HARROGATE, England -- Marcel Kittel of Germany won the first stage of the
Kittel, who earned four Tour stages last year, won the 118-mile ride in mainly bucolic Yorkshire countryside from Leeds to Harrogate. The German raised his arms skyward and cried after he edged
"I am incredibly proud of this victory," Kittel, a Team Giant-Shimano rider who also won two
"It's really awesome. Deja vu, yeah."
The two top favorites for victory in the three-week race,
With fewer than 400 meters to go, and the speedsters rushing ahead, Cavendish veered slightly to his left and bumped Australia's
Cavendish got up gingerly and cruised over the finish line — cradling his right arm. After returning to his Omega Pharma QuickStep team bus with scratches all over his back, he climbed into an ambulance without speaking to reporters.

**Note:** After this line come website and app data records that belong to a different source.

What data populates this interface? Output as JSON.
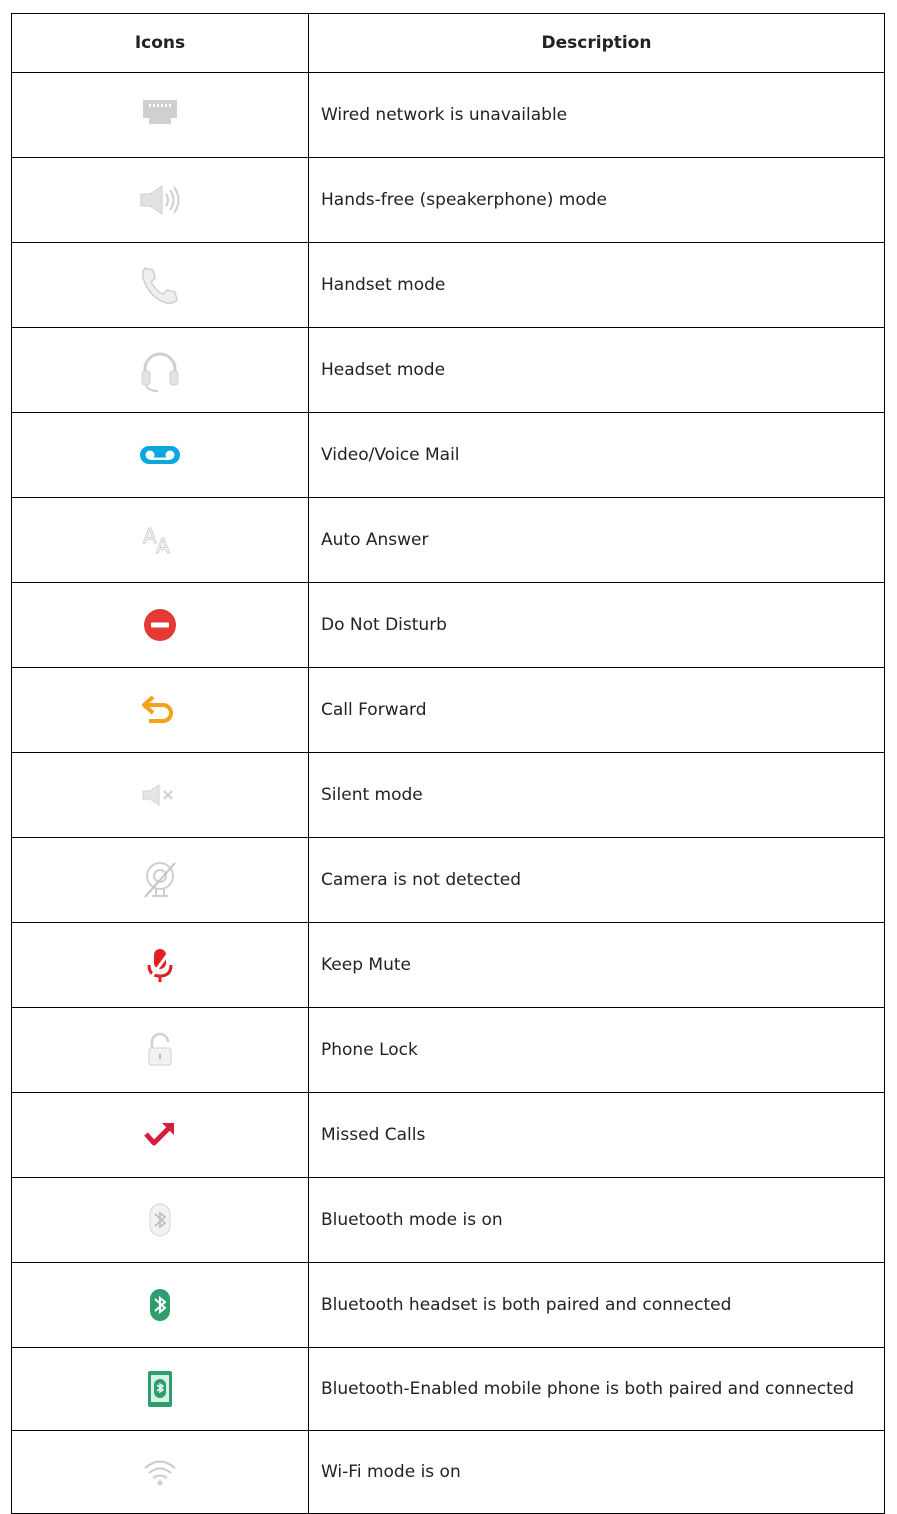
{
  "table": {
    "headers": {
      "icons": "Icons",
      "description": "Description"
    },
    "rows": [
      {
        "icon": "wired-network-unavailable-icon",
        "description": "Wired network is unavailable"
      },
      {
        "icon": "speaker-icon",
        "description": "Hands-free (speakerphone) mode"
      },
      {
        "icon": "handset-icon",
        "description": "Handset mode"
      },
      {
        "icon": "headset-icon",
        "description": "Headset mode"
      },
      {
        "icon": "voicemail-icon",
        "description": "Video/Voice Mail"
      },
      {
        "icon": "auto-answer-icon",
        "description": "Auto Answer"
      },
      {
        "icon": "do-not-disturb-icon",
        "description": "Do Not Disturb"
      },
      {
        "icon": "call-forward-icon",
        "description": "Call Forward"
      },
      {
        "icon": "silent-mode-icon",
        "description": "Silent mode"
      },
      {
        "icon": "camera-not-detected-icon",
        "description": "Camera is not detected"
      },
      {
        "icon": "keep-mute-icon",
        "description": "Keep Mute"
      },
      {
        "icon": "phone-lock-icon",
        "description": "Phone Lock"
      },
      {
        "icon": "missed-calls-icon",
        "description": "Missed Calls"
      },
      {
        "icon": "bluetooth-on-icon",
        "description": "Bluetooth mode is on"
      },
      {
        "icon": "bluetooth-headset-connected-icon",
        "description": "Bluetooth headset is both paired and connected"
      },
      {
        "icon": "bluetooth-mobile-connected-icon",
        "description": "Bluetooth-Enabled mobile phone is both paired and connected"
      },
      {
        "icon": "wifi-on-icon",
        "description": "Wi-Fi mode is on"
      }
    ]
  },
  "colors": {
    "grey_icon": "#c8c8c8",
    "voicemail_blue": "#0aa7e0",
    "dnd_red": "#e53935",
    "forward_orange": "#f4a11c",
    "mute_red": "#e02020",
    "missed_red": "#d81c3c",
    "bluetooth_green": "#2e9e6e"
  }
}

Patrick Lefevere, Cavendish's team manager, said the Briton was taken to hospital for X-rays after injuring his head, right shoulder and right wrist: "The orthopedic doctor thinks there is nothing broken but we need to wait for the images … if nothing is broken, he can continue" the race on Sunday.
According to Lefevere, Cavendish said Gerrans slowed down in front of him, and he couldn't get out of the way. "(Cavendish) was so sure that he would win that he probably made a mistake. He wanted to get out, he pushed, Gerrans pushed back, and they crashed," Lefevere said.
Many British fans were hoping for a win by Cavendish, a native of the Isle of Man, whose mother is from Harrogate. Prime Minister David Cameron, Princes William and Harry, and Kate, Duchess of Cambridge, were on hand among throngs of British fans who lined the route — a testament to the cycling craze in the U.K.
England hosts the first three stages of this 101st Tour before riders enter France on Tuesday. In all, the 198 riders are to cover 3,664 kilometers (2,277 miles) of road before the July 27 finish in Paris. Stage 2 on Sunday covers 201 kilometers from York to Sheffield, in southern Yorkshire.
Cavendish previously said that winning the first Tour stage was his main goal this year. He was hoping to capture his first yellow jersey and his 26th Tour stage win.
"It's sad because he (Cavendish) was racing in front of the home country," Sagan said.
Added Kittel: "I hope he gets well soon. I'm looking forward to seeing him on the race tomorrow … it's not nice to have Mark crash. Nobody wants that."
A second German excelled on the English roads: Veteran
The nervous first day included more mishaps. Untold tens of thousands of fans turned out in such big numbers that a train service shuttle between the start and finish towns was crammed, and some had to wait for 90 minutes or even longer to get aboard — or gave up altogether.
Yorkshire, the largest county in England, has paid richly for the right to host the Tour. The peloton sped by abbeys in ruins and sights like 14th century Bolton Castle, near Leyburn, before finishing in Harrogate, known for its spas.